» **Exercise aim**: Write the listing out again word for word, leaving each picture behind.

» **Data under study**:
————————

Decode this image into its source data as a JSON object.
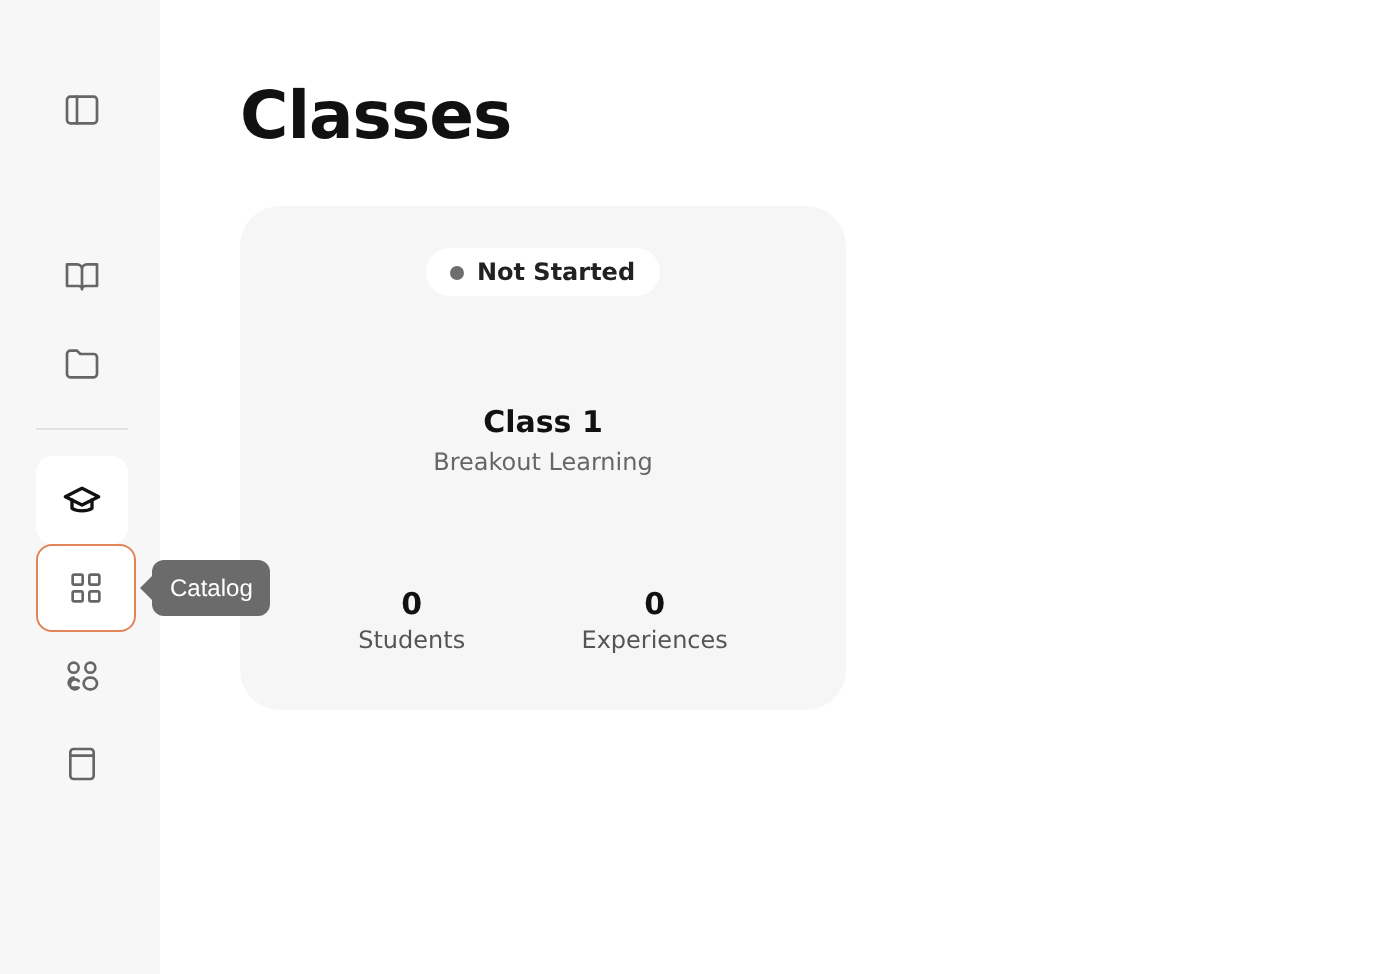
{
  "sidebar": {
    "toggle": {
      "kind": "panel"
    },
    "groups": [
      [
        {
          "kind": "book",
          "selected": false,
          "focused": false
        },
        {
          "kind": "folder",
          "selected": false,
          "focused": false
        }
      ],
      [
        {
          "kind": "cap",
          "selected": true,
          "focused": false
        },
        {
          "kind": "grid",
          "selected": false,
          "focused": true,
          "tooltip": "Catalog"
        },
        {
          "kind": "people",
          "selected": false,
          "focused": false
        },
        {
          "kind": "notebook",
          "selected": false,
          "focused": false
        }
      ]
    ]
  },
  "page": {
    "title": "Classes",
    "cards": [
      {
        "status": {
          "label": "Not Started",
          "color": "#6e6e6e"
        },
        "title": "Class 1",
        "subtitle": "Breakout Learning",
        "stats": [
          {
            "value": "0",
            "label": "Students"
          },
          {
            "value": "0",
            "label": "Experiences"
          }
        ]
      }
    ]
  }
}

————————

» **Task answer**:
Decode this image into its source data as a JSON object.
{
  "sidebar": {
    "toggle": {
      "kind": "panel"
    },
    "groups": [
      [
        {
          "kind": "book",
          "selected": false,
          "focused": false
        },
        {
          "kind": "folder",
          "selected": false,
          "focused": false
        }
      ],
      [
        {
          "kind": "cap",
          "selected": true,
          "focused": false
        },
        {
          "kind": "grid",
          "selected": false,
          "focused": true,
          "tooltip": "Catalog"
        },
        {
          "kind": "people",
          "selected": false,
          "focused": false
        },
        {
          "kind": "notebook",
          "selected": false,
          "focused": false
        }
      ]
    ]
  },
  "page": {
    "title": "Classes",
    "cards": [
      {
        "status": {
          "label": "Not Started",
          "color": "#6e6e6e"
        },
        "title": "Class 1",
        "subtitle": "Breakout Learning",
        "stats": [
          {
            "value": "0",
            "label": "Students"
          },
          {
            "value": "0",
            "label": "Experiences"
          }
        ]
      }
    ]
  }
}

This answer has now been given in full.